• **What you need to do**
Search the records for the string "image", and show each line where it appears.

========

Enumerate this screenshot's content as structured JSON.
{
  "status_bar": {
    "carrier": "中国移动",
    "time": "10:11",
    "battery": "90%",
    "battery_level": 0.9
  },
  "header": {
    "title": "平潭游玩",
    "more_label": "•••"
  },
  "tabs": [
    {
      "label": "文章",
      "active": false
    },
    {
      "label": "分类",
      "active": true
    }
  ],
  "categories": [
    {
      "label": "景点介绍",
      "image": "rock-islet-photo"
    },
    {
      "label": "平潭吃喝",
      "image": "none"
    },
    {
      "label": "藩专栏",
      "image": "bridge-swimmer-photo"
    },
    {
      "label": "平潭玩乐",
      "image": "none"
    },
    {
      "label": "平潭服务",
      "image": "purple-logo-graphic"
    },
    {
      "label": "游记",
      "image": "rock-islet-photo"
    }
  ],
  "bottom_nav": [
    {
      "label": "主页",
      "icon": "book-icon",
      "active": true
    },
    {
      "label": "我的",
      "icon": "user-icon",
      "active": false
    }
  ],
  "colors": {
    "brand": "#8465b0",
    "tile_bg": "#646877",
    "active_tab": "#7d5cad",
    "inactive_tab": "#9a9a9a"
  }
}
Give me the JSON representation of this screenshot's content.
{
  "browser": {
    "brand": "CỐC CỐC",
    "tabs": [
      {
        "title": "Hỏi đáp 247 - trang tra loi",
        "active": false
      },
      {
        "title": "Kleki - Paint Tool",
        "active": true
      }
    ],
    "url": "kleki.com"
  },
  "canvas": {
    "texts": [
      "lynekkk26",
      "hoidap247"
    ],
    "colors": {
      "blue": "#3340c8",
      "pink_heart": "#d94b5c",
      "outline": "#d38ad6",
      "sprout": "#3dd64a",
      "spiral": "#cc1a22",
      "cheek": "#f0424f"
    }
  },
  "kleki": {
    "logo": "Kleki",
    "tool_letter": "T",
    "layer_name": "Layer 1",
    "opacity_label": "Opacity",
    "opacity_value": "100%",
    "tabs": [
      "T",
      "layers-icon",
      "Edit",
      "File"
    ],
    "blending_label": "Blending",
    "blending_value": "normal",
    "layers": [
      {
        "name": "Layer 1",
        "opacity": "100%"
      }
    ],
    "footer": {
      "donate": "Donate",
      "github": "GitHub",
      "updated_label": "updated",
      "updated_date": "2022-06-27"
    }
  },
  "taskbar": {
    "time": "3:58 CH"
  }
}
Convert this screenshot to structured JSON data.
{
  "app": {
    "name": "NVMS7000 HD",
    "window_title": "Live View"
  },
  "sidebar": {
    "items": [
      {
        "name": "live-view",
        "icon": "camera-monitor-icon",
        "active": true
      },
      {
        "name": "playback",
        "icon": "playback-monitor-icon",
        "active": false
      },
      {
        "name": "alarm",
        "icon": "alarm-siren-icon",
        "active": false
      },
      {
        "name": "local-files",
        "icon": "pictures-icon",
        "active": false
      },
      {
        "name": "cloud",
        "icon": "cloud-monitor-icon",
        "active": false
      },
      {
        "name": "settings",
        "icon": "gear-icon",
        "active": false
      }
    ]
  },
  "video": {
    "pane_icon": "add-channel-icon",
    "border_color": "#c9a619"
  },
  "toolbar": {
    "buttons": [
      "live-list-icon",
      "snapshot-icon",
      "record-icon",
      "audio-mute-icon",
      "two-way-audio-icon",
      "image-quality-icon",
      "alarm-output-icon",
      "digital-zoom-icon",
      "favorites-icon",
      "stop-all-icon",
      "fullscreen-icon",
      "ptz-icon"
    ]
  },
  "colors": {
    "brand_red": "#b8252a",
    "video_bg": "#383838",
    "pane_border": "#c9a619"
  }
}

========

• **Exercise answer**
      "image": "rock-islet-photo"
      "image": "none"
      "image": "bridge-swimmer-photo"
      "image": "none"
      "image": "purple-logo-graphic"
      "image": "rock-islet-photo"
      "image-quality-icon",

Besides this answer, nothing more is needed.